Sustainability is a challenge.
It is one thing to begin. Quite another to endure.
This is true in terms of funding development initiatives. It is also true of organizational culture and leadership.
I've been taught and I've observed the truth that money follows people and ideas. Organizations devoted to community development must find a good supply of both.
I've also noticed across the years that if an organization can locate the right people, good ideas just follow.
Funding the work of rebuilding at-risk communities is a persistent challenge. Until you've tried it, there is no way to explain just how difficult it can be. For the most part "everyone" wants to help people who are "down on their luck" or "in need." Attempting to organize and orchestrate community renewal involves longterm actions that tend to wear donors out!
When it comes to funding community development, a combination of creative, aggressive philanthropy with entrepreneurial tactics that lead to the creation of profit centers seems to be the very best combination. All across the nation more and more non-profit organizations are recognizing the need to find sustainable methods for funding their work. For examples of this growing trend, Bill Shore's helpful book, The Cathedral Within, is well worth the read.
In my day-to-day world, our community development corporation is working hard to find work that will result not only in new homes for low-income people, but also nice developer's fees to fund our future projects. We have learned that we cannot depend upon charity alone to do the kind of work that needs to be done.
We are exploring other profit center possibilities as well. Workforce development, legal services and our grocery enterprises seem to offer some hope of a return on our investments. As a non-profit corporation, we will use every dollar earned above our costs to fund forward our work plans for tomorrow.
Of course, we continue to work hard to raise funds from donors of all sorts--foundations, churches, businesses, individuals and various government or public sources. Philanthropy continues to be our main source of revenue.
Public funding provides a growing percentage of our annual revenue. These public funds usually involve a contract arrangement. In every case personal relationships and quality performance are key to sustainability.
People are even more important than funding.
To sustain organizational life, work and a culture of creativity; you have to locate bright young, mission-focused men and women who will carry on after those of us who are longer of tooth move on!
The trick is locating those emerging leaders who are both bright and driven by their own sense of mission for urban issues and equity. We are very fortunate here at Central Dallas Ministries to have gathered an amazing team of incredibly bright, visionary young leaders. They have amazing capacity and heart. They are the kind of people who will carry on and improve our work here in Dallas and in other cities after I'm long gone!

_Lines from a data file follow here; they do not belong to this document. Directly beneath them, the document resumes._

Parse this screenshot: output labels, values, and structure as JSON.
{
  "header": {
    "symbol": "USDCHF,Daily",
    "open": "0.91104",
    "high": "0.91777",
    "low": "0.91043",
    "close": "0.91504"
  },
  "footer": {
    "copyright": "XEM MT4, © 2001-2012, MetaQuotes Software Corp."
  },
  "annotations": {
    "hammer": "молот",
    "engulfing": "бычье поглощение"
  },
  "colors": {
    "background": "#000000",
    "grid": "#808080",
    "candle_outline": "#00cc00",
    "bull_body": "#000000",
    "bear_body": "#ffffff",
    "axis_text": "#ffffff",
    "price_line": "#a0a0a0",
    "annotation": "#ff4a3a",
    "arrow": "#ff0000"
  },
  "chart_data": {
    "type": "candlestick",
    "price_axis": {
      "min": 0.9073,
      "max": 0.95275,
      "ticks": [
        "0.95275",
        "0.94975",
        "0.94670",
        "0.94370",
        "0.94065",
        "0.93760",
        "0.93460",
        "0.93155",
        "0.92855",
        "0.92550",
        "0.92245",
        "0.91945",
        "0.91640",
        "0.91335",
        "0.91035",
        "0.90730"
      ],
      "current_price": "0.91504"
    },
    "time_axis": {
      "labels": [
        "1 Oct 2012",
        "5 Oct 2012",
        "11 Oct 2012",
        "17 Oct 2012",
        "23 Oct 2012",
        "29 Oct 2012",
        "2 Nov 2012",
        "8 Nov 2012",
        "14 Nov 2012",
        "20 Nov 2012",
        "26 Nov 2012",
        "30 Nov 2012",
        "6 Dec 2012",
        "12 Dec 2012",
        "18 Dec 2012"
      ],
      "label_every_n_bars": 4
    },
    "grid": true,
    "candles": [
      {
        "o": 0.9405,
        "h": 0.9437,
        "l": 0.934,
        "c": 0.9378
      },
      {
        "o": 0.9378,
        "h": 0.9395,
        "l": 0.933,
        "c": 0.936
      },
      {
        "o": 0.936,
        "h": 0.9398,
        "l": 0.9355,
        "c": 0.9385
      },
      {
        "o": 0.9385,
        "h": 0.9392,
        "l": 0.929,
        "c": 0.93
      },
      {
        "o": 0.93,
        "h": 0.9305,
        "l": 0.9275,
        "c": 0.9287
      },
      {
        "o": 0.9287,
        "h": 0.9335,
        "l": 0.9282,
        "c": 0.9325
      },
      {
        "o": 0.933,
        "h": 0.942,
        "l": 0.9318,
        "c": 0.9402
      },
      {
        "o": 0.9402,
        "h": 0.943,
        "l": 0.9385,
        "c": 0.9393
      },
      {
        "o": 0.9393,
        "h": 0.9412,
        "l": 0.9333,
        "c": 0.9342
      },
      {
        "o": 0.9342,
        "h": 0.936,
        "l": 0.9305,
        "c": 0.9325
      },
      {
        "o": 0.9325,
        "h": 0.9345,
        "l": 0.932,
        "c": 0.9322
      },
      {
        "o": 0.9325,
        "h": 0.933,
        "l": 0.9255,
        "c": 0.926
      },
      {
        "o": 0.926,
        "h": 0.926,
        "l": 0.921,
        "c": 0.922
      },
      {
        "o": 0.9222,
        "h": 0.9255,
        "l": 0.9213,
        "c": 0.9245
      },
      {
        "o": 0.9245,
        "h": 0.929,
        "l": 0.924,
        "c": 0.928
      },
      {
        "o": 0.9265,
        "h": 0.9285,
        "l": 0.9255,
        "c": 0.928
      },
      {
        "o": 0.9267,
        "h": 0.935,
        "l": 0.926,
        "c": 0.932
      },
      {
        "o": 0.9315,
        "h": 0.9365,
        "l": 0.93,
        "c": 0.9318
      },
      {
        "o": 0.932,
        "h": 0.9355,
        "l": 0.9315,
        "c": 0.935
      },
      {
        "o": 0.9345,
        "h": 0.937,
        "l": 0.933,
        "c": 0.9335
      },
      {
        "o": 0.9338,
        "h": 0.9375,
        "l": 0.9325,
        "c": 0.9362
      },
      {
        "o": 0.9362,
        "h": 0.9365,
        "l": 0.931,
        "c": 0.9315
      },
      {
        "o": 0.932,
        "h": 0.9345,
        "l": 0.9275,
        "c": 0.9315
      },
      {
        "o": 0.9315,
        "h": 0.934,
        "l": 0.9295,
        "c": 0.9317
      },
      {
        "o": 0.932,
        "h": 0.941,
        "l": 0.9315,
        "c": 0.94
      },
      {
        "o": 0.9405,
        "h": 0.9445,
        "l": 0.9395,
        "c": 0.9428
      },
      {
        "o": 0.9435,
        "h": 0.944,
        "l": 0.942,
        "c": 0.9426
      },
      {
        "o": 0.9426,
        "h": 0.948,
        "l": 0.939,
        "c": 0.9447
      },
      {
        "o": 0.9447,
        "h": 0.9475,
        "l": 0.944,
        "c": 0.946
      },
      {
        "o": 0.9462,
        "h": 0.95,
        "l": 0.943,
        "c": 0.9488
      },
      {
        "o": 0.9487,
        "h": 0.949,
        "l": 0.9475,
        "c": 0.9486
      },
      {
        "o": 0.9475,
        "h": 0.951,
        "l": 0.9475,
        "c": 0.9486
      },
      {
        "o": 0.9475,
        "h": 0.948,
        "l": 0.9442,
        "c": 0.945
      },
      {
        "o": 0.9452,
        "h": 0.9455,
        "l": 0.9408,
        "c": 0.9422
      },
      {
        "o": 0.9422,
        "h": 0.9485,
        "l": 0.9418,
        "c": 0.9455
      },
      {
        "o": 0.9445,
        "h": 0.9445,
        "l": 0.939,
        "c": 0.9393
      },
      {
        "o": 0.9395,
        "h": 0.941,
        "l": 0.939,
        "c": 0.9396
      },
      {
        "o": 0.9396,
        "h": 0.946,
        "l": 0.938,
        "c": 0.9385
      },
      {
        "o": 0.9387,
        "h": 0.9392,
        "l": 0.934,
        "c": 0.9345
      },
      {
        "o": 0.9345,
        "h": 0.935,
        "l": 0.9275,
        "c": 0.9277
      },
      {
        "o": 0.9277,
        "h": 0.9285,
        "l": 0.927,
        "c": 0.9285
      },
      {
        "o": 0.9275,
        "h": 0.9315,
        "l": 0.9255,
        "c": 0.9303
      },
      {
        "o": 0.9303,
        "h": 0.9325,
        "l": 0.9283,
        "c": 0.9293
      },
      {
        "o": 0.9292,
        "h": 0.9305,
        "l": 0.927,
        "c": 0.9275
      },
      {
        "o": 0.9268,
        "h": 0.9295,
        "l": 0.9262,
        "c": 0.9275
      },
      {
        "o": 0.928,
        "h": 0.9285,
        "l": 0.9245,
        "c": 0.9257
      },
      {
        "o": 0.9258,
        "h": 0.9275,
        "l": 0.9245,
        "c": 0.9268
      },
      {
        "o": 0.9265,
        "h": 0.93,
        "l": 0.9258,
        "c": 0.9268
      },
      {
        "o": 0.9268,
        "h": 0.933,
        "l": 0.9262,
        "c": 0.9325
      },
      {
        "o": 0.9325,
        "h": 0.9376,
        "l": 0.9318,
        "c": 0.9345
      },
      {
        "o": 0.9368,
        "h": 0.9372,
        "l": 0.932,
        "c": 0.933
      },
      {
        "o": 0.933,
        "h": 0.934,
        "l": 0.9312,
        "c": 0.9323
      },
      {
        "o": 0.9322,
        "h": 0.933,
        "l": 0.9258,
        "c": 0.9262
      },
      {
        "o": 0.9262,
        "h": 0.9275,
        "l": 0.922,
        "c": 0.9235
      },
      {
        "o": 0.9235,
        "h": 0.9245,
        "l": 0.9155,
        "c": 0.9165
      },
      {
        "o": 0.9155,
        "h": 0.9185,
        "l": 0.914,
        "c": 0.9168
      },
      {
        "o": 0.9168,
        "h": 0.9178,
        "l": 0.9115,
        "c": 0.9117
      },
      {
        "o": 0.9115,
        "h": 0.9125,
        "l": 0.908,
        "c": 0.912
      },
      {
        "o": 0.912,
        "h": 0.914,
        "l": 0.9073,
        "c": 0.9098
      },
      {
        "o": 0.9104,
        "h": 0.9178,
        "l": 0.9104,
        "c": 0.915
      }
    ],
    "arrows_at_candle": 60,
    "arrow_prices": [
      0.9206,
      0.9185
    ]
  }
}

Community development calls for attention to sustainability. The haul is long. The demands are great. As we eye our future, we take our work one day at a time.